• _What you should do_:
Every record that follows must be set down word for word.

╭──

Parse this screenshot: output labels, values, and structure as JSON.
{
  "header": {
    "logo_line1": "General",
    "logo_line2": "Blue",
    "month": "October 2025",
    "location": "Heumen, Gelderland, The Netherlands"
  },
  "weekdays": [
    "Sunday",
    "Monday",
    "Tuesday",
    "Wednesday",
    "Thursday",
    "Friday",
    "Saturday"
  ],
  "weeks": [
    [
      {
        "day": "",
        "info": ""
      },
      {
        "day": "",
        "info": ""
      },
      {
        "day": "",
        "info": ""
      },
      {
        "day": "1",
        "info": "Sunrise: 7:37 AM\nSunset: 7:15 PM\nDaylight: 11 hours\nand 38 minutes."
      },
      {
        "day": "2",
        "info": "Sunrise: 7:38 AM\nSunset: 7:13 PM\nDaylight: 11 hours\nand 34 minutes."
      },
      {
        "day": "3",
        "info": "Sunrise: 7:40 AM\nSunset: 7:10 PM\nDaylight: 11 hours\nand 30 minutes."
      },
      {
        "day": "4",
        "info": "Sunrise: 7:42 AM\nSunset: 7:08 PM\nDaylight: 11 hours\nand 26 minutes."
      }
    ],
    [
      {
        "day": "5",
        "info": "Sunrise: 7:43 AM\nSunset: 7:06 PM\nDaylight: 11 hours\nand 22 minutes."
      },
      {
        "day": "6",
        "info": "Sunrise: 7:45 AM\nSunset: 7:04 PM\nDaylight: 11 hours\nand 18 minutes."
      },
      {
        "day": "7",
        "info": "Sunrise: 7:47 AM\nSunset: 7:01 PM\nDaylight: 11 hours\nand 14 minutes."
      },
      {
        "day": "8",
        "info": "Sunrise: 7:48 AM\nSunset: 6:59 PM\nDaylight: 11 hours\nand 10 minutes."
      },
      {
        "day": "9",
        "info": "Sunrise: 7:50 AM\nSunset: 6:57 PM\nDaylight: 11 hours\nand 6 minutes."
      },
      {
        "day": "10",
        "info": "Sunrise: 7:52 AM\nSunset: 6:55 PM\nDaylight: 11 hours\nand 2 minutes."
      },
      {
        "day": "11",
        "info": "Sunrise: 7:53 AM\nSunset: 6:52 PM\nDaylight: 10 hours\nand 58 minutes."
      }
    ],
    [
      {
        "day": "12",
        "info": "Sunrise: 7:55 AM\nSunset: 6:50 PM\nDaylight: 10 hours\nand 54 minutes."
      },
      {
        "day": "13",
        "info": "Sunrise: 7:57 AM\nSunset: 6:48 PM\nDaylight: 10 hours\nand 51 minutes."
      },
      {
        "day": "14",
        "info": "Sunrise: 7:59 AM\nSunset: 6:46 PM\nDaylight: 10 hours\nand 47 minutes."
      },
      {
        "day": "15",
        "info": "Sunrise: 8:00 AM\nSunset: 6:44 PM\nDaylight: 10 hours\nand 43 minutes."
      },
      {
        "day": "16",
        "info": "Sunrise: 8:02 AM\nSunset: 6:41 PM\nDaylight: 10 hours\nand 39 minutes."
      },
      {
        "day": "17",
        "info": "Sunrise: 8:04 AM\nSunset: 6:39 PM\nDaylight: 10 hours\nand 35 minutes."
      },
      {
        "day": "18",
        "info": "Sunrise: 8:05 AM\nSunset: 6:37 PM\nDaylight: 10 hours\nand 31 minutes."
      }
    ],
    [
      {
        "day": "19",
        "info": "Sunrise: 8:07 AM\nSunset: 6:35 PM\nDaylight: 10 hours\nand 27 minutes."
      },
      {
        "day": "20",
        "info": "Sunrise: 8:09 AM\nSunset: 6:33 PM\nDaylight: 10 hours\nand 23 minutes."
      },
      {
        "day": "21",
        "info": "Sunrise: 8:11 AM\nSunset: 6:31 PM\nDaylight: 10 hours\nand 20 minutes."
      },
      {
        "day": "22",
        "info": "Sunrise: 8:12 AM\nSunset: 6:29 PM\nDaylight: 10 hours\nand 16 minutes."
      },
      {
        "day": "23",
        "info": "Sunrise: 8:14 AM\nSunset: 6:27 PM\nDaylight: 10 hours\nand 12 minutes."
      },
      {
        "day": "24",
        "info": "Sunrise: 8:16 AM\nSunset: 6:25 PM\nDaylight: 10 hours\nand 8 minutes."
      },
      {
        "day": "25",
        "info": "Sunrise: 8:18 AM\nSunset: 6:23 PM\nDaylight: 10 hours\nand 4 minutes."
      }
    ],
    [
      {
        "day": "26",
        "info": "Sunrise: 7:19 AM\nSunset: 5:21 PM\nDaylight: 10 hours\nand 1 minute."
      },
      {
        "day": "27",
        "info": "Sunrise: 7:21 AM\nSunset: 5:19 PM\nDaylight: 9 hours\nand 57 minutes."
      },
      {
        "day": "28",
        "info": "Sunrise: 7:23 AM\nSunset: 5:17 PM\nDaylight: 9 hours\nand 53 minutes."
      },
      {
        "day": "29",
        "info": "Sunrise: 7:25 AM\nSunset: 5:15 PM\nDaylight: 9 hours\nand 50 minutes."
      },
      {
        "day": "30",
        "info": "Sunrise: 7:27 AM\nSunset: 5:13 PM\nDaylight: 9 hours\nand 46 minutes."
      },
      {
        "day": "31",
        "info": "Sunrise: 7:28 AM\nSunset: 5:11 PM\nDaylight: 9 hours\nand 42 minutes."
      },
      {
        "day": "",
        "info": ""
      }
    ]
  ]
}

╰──

• _Output of the task_:
Parse this screenshot: output labels, values, and structure as JSON.
{
  "header": {
    "logo_line1": "General",
    "logo_line2": "Blue",
    "month": "October 2025",
    "location": "Heumen, Gelderland, The Netherlands"
  },
  "weekdays": [
    "Sunday",
    "Monday",
    "Tuesday",
    "Wednesday",
    "Thursday",
    "Friday",
    "Saturday"
  ],
  "weeks": [
    [
      {
        "day": "",
        "info": ""
      },
      {
        "day": "",
        "info": ""
      },
      {
        "day": "",
        "info": ""
      },
      {
        "day": "1",
        "info": "Sunrise: 7:37 AM\nSunset: 7:15 PM\nDaylight: 11 hours\nand 38 minutes."
      },
      {
        "day": "2",
        "info": "Sunrise: 7:38 AM\nSunset: 7:13 PM\nDaylight: 11 hours\nand 34 minutes."
      },
      {
        "day": "3",
        "info": "Sunrise: 7:40 AM\nSunset: 7:10 PM\nDaylight: 11 hours\nand 30 minutes."
      },
      {
        "day": "4",
        "info": "Sunrise: 7:42 AM\nSunset: 7:08 PM\nDaylight: 11 hours\nand 26 minutes."
      }
    ],
    [
      {
        "day": "5",
        "info": "Sunrise: 7:43 AM\nSunset: 7:06 PM\nDaylight: 11 hours\nand 22 minutes."
      },
      {
        "day": "6",
        "info": "Sunrise: 7:45 AM\nSunset: 7:04 PM\nDaylight: 11 hours\nand 18 minutes."
      },
      {
        "day": "7",
        "info": "Sunrise: 7:47 AM\nSunset: 7:01 PM\nDaylight: 11 hours\nand 14 minutes."
      },
      {
        "day": "8",
        "info": "Sunrise: 7:48 AM\nSunset: 6:59 PM\nDaylight: 11 hours\nand 10 minutes."
      },
      {
        "day": "9",
        "info": "Sunrise: 7:50 AM\nSunset: 6:57 PM\nDaylight: 11 hours\nand 6 minutes."
      },
      {
        "day": "10",
        "info": "Sunrise: 7:52 AM\nSunset: 6:55 PM\nDaylight: 11 hours\nand 2 minutes."
      },
      {
        "day": "11",
        "info": "Sunrise: 7:53 AM\nSunset: 6:52 PM\nDaylight: 10 hours\nand 58 minutes."
      }
    ],
    [
      {
        "day": "12",
        "info": "Sunrise: 7:55 AM\nSunset: 6:50 PM\nDaylight: 10 hours\nand 54 minutes."
      },
      {
        "day": "13",
        "info": "Sunrise: 7:57 AM\nSunset: 6:48 PM\nDaylight: 10 hours\nand 51 minutes."
      },
      {
        "day": "14",
        "info": "Sunrise: 7:59 AM\nSunset: 6:46 PM\nDaylight: 10 hours\nand 47 minutes."
      },
      {
        "day": "15",
        "info": "Sunrise: 8:00 AM\nSunset: 6:44 PM\nDaylight: 10 hours\nand 43 minutes."
      },
      {
        "day": "16",
        "info": "Sunrise: 8:02 AM\nSunset: 6:41 PM\nDaylight: 10 hours\nand 39 minutes."
      },
      {
        "day": "17",
        "info": "Sunrise: 8:04 AM\nSunset: 6:39 PM\nDaylight: 10 hours\nand 35 minutes."
      },
      {
        "day": "18",
        "info": "Sunrise: 8:05 AM\nSunset: 6:37 PM\nDaylight: 10 hours\nand 31 minutes."
      }
    ],
    [
      {
        "day": "19",
        "info": "Sunrise: 8:07 AM\nSunset: 6:35 PM\nDaylight: 10 hours\nand 27 minutes."
      },
      {
        "day": "20",
        "info": "Sunrise: 8:09 AM\nSunset: 6:33 PM\nDaylight: 10 hours\nand 23 minutes."
      },
      {
        "day": "21",
        "info": "Sunrise: 8:11 AM\nSunset: 6:31 PM\nDaylight: 10 hours\nand 20 minutes."
      },
      {
        "day": "22",
        "info": "Sunrise: 8:12 AM\nSunset: 6:29 PM\nDaylight: 10 hours\nand 16 minutes."
      },
      {
        "day": "23",
        "info": "Sunrise: 8:14 AM\nSunset: 6:27 PM\nDaylight: 10 hours\nand 12 minutes."
      },
      {
        "day": "24",
        "info": "Sunrise: 8:16 AM\nSunset: 6:25 PM\nDaylight: 10 hours\nand 8 minutes."
      },
      {
        "day": "25",
        "info": "Sunrise: 8:18 AM\nSunset: 6:23 PM\nDaylight: 10 hours\nand 4 minutes."
      }
    ],
    [
      {
        "day": "26",
        "info": "Sunrise: 7:19 AM\nSunset: 5:21 PM\nDaylight: 10 hours\nand 1 minute."
      },
      {
        "day": "27",
        "info": "Sunrise: 7:21 AM\nSunset: 5:19 PM\nDaylight: 9 hours\nand 57 minutes."
      },
      {
        "day": "28",
        "info": "Sunrise: 7:23 AM\nSunset: 5:17 PM\nDaylight: 9 hours\nand 53 minutes."
      },
      {
        "day": "29",
        "info": "Sunrise: 7:25 AM\nSunset: 5:15 PM\nDaylight: 9 hours\nand 50 minutes."
      },
      {
        "day": "30",
        "info": "Sunrise: 7:27 AM\nSunset: 5:13 PM\nDaylight: 9 hours\nand 46 minutes."
      },
      {
        "day": "31",
        "info": "Sunrise: 7:28 AM\nSunset: 5:11 PM\nDaylight: 9 hours\nand 42 minutes."
      },
      {
        "day": "",
        "info": ""
      }
    ]
  ]
}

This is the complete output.